Items from a dataset

======

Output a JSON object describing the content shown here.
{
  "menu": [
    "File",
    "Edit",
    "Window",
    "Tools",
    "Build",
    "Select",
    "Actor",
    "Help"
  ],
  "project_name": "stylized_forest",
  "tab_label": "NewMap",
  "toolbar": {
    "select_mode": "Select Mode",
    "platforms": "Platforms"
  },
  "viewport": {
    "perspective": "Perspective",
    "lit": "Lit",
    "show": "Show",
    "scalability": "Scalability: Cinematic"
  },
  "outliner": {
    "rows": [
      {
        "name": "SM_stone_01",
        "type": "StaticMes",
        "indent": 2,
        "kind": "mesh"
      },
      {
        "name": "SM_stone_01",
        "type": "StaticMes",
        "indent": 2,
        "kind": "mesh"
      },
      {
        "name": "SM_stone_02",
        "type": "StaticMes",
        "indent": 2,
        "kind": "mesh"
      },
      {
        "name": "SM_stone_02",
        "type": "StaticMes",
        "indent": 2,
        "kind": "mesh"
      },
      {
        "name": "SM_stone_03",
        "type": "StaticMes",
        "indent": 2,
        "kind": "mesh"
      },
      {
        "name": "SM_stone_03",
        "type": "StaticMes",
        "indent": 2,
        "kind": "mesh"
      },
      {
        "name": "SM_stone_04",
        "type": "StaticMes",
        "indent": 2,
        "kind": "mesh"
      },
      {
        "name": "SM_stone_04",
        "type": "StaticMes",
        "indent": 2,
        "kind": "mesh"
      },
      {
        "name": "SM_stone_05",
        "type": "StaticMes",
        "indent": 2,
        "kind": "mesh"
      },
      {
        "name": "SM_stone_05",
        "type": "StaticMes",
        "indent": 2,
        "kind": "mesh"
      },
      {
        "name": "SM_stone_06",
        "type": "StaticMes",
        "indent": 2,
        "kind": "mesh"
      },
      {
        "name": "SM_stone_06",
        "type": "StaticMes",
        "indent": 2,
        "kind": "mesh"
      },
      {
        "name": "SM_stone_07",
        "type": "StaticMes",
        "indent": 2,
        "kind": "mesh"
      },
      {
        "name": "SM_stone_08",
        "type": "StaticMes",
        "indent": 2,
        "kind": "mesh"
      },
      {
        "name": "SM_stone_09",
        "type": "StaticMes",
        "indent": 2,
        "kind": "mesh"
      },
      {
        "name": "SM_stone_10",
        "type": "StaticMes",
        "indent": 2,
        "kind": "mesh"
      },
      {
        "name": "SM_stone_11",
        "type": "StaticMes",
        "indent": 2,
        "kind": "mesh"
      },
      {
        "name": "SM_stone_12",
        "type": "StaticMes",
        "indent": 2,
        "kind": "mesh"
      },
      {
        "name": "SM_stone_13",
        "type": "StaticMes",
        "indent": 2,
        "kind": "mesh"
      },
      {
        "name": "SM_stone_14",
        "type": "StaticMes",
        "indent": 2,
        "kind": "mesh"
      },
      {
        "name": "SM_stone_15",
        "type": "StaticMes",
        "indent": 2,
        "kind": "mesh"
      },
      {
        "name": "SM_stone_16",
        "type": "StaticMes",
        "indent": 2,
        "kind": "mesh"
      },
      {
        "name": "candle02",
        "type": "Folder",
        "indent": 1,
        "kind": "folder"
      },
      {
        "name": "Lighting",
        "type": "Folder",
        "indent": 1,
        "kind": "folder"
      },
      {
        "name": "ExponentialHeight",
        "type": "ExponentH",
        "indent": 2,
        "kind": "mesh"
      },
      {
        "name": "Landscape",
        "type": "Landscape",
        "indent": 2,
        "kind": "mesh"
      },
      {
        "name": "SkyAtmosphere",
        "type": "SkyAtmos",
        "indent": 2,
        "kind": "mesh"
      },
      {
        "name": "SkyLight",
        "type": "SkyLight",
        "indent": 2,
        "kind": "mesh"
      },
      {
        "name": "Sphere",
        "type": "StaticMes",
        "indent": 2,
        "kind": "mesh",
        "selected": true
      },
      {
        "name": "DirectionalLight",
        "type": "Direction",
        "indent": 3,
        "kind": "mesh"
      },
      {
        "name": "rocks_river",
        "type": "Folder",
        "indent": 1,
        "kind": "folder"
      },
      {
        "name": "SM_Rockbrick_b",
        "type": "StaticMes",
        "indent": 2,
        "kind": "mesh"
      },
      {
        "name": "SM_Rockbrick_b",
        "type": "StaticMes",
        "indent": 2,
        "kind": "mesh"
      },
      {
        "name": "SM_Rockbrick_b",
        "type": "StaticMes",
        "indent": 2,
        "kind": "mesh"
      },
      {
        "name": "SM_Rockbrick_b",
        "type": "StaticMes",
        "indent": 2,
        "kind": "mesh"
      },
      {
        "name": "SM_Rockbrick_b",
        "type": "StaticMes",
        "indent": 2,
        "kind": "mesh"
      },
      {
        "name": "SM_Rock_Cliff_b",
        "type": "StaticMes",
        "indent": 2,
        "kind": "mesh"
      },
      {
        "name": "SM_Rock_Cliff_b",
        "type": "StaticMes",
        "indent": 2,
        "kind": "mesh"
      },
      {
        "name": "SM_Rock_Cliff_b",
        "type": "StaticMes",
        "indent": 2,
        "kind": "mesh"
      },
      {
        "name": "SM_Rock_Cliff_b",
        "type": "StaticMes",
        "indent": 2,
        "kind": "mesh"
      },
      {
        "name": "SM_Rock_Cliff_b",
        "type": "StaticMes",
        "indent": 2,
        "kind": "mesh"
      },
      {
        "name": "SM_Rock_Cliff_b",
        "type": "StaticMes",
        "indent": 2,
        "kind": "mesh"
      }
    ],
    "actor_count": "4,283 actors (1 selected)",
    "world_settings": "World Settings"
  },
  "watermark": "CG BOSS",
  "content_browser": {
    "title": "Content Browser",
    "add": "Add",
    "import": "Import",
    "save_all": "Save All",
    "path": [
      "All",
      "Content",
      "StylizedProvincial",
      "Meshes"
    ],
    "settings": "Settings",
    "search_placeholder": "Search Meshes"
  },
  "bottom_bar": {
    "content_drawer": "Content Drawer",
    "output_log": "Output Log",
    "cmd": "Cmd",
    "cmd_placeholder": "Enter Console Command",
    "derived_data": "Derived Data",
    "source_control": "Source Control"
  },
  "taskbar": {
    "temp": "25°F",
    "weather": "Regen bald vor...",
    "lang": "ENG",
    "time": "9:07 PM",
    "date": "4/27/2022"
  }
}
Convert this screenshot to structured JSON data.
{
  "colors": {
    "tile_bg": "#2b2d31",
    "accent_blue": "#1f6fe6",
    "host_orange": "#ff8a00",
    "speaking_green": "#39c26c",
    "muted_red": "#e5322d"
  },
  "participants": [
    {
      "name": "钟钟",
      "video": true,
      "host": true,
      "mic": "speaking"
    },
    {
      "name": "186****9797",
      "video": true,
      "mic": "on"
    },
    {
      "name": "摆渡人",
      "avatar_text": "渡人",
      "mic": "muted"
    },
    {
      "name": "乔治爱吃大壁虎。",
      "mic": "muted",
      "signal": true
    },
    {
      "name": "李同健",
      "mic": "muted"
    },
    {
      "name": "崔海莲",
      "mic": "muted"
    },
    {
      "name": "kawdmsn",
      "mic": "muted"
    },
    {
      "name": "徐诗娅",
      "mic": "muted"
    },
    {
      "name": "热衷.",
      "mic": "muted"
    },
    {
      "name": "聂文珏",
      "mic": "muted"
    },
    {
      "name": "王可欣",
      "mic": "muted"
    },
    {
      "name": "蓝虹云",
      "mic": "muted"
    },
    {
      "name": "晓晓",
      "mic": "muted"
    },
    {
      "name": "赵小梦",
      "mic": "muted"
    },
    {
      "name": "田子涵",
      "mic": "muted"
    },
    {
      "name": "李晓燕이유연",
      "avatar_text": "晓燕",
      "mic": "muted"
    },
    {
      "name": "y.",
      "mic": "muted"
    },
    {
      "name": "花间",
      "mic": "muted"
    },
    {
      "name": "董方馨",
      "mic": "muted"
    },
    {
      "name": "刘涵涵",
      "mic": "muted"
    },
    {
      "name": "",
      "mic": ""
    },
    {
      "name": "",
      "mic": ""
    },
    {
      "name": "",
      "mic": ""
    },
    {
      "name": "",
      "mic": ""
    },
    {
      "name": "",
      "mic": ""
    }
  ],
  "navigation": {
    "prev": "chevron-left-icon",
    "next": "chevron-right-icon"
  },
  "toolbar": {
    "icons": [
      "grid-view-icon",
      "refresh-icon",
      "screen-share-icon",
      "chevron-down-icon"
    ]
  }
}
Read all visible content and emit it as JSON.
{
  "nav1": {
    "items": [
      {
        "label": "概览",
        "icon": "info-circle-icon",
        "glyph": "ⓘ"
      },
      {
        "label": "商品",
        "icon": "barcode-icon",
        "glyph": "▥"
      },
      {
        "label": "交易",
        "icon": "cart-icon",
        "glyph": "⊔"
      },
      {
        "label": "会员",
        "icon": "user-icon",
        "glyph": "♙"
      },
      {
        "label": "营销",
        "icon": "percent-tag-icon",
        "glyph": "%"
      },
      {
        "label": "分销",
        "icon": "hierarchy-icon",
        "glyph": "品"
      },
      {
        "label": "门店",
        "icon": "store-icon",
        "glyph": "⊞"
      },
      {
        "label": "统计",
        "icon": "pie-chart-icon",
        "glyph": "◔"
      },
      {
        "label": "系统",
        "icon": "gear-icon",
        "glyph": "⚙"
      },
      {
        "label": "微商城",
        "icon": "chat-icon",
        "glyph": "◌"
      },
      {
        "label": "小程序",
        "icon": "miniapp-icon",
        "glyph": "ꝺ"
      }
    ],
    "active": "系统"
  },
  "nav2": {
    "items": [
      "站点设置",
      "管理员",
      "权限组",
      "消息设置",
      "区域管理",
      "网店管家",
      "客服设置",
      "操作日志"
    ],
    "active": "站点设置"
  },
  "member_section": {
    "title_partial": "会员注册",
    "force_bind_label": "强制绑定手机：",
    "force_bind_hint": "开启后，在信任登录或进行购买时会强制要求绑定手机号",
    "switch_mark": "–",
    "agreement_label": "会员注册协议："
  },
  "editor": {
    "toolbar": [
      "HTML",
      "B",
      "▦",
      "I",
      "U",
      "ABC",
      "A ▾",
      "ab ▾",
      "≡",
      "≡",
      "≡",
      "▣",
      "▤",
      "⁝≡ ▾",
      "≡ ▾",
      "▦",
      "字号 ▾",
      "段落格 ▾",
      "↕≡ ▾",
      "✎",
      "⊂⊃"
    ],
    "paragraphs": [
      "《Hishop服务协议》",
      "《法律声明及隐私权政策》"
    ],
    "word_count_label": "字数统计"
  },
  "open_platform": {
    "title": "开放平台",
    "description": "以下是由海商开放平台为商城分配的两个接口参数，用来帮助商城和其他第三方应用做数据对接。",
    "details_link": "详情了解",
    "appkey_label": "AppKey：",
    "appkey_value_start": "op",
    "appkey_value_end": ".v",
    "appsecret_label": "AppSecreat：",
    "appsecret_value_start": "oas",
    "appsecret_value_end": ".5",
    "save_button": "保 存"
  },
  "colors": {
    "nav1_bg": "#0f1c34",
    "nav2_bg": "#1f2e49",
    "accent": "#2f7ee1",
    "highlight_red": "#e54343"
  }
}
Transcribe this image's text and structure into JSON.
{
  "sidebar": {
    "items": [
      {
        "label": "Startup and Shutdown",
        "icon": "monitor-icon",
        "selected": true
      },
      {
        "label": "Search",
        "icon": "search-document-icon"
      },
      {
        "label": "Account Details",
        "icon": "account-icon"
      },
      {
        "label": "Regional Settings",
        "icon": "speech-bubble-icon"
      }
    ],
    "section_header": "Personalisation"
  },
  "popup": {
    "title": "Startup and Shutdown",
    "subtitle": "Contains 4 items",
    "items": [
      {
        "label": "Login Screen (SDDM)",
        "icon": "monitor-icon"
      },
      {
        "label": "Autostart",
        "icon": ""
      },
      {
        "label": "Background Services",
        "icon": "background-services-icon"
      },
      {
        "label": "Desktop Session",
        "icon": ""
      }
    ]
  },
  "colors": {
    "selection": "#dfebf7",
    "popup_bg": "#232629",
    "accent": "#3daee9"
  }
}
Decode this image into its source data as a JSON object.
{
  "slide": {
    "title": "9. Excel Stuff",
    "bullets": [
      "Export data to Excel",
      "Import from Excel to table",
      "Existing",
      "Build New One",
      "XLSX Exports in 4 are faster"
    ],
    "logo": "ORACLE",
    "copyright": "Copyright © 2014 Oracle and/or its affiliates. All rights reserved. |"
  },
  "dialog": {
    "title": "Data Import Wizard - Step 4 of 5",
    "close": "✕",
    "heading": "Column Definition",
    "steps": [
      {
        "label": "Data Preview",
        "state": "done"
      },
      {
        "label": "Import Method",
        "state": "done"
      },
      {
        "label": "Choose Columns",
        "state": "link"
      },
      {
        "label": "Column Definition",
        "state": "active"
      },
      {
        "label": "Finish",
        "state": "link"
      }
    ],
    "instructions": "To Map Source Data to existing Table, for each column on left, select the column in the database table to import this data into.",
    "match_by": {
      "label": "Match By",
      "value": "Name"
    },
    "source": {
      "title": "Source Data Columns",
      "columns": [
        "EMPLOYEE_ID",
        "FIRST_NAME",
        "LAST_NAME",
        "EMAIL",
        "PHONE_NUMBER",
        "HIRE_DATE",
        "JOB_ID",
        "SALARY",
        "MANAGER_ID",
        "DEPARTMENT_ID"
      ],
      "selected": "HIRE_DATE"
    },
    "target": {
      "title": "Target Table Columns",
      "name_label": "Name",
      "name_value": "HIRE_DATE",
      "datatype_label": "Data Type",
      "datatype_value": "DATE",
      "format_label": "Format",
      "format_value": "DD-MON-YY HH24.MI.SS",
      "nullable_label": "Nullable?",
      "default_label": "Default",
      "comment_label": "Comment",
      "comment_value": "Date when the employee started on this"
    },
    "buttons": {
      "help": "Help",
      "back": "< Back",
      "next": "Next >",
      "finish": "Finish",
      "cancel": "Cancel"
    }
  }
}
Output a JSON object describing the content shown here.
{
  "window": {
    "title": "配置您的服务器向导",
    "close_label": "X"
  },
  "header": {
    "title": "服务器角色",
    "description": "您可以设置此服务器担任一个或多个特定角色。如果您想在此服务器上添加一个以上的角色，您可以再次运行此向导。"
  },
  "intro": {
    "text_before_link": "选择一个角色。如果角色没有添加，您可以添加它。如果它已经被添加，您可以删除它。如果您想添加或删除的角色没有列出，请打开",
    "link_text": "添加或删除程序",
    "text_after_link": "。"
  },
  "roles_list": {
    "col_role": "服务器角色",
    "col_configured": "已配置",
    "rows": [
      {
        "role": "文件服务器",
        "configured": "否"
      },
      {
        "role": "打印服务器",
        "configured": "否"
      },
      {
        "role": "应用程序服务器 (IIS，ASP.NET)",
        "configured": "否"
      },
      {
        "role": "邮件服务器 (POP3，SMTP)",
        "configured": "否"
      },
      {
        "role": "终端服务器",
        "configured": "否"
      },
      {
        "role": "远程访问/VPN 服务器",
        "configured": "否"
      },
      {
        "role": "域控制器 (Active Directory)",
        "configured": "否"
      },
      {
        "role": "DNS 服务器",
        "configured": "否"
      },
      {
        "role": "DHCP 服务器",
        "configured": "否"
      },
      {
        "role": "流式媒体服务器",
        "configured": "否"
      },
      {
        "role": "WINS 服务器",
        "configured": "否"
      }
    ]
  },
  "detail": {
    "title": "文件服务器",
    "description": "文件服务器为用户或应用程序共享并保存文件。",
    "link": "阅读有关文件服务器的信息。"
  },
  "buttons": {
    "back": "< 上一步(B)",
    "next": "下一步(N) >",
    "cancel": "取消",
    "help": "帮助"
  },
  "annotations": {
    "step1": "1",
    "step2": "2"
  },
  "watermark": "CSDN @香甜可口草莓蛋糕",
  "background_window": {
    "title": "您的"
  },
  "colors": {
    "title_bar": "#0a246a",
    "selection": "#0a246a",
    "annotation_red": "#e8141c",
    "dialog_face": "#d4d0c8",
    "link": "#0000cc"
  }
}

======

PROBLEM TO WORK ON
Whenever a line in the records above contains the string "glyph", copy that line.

TASK ANSWER
        "glyph": "ⓘ"
        "glyph": "▥"
        "glyph": "⊔"
        "glyph": "♙"
        "glyph": "%"
        "glyph": "品"
        "glyph": "⊞"
        "glyph": "◔"
        "glyph": "⚙"
        "glyph": "◌"
        "glyph": "ꝺ"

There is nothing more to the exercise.